so we’re talking of `Eval untyped_vm_compute in foo`

I guess?

well then this is not correct in general, you may write partial program translations for that but it will never be total

I know Lean does that, but it's utter nonsense

you can get real garbage, typically when going under inconsistent contexts

but if you want to do it externally you already have extraction

I am not sure what use case you have in mind, actually

thanks for reminding me I’m talking about _evaluation_ not normalization :-)

so, imagine `foo`

is a closed term of “ground” type — say `nat`

, but even a Coq/mathcomp Vector — and I want to get the concrete value.

you mean head normalization? That's already problematic enough

what's this value for exactly?

I mean evaluation, as for OCaml. I’d be happy if this used extraction maybe, as long as it’s seamless.

I repeat: what do you need this value for?

just printing on the toplevel?

Yes

well, then probably you could hack something with the extraction or so

but then the problem still holds that this value is essentially unrelated to the original term if you happened to erase anything there

to be clear, the example use-case is that I wrote a program in Coq and I want to test it on a concrete input to look at the result :-)

OK, so this is UI problem, not a kernel one

we could even peek into Qed proofs for this evaluator

yep! I never talked about the kernel… and I wonder if this is _one_ of the things that Lean does

the only _other_ thing I can imagine (again, purely UX-level) is asserting the result coincides with some other value… `Eval untyped_vm_compute (or whatever) in (foo =? expected) =? true.`

as long as the command has hardcoded support for comparing booleans, it’s good.

what if the program uses an axiom?

and peeking into Qed or such would be nice if I wanted to look through locked terms.

well, the semantics I’d hope for are (untyped/weakly typed) extraction + execution: the axiom would extract as `throw “not_implemented”`

or such?

I hope this means that axioms/Qed on `Acc`

/`eq`

aren’t a problem

well not always, but a sensible variant

hm, but then if you just had unfolding of Qed + clever evaluation of singleton eliminations, you'd also get what you want, am I wrong?

`Axiom nope : bool = nat`

probably wouldn’t work, but an axiom/admitted proof in the size of a vector should probably be erased first?

(assuming you only care about Prop erasure)

obviously this would be incompatible with any fancy axiom like univalence but well you can't have it both ways

depends on “clever evaluation” and details are tricky, but “extraction to realizers” should be the right spec…

I agree the answer is (likely) yes if you’re willing to do the Lean thing here
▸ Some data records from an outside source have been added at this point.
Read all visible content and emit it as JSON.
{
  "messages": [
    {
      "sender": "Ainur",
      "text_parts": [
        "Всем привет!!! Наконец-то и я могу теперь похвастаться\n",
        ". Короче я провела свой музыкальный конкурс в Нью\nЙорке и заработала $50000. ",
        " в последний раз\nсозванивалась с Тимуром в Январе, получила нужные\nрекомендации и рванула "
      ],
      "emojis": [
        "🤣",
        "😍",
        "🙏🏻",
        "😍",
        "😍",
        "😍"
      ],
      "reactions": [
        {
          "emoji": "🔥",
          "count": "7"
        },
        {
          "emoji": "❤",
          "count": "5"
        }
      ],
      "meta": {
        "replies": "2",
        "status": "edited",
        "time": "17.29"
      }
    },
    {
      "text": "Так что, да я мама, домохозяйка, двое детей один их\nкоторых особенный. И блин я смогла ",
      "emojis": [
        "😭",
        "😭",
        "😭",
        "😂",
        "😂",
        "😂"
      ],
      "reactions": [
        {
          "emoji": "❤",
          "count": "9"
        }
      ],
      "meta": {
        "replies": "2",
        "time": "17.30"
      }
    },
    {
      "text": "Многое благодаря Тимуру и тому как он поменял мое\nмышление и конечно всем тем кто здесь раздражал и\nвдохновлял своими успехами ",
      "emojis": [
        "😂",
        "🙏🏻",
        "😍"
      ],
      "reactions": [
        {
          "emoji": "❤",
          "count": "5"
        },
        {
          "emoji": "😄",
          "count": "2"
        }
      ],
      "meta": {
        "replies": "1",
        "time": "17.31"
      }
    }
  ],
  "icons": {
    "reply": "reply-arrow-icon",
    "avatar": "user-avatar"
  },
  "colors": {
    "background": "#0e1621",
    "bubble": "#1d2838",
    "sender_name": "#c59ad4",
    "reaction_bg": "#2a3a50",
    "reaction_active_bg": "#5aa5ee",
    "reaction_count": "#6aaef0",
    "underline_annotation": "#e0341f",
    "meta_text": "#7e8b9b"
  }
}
IMHO, if people want to replace `n: a = b`

by `refl`

automatically, they’re probably talking of CBV evaluation of realizers, even if they might not know any of those words.

Last updated: Jun 18 2024 at 22:01 UTC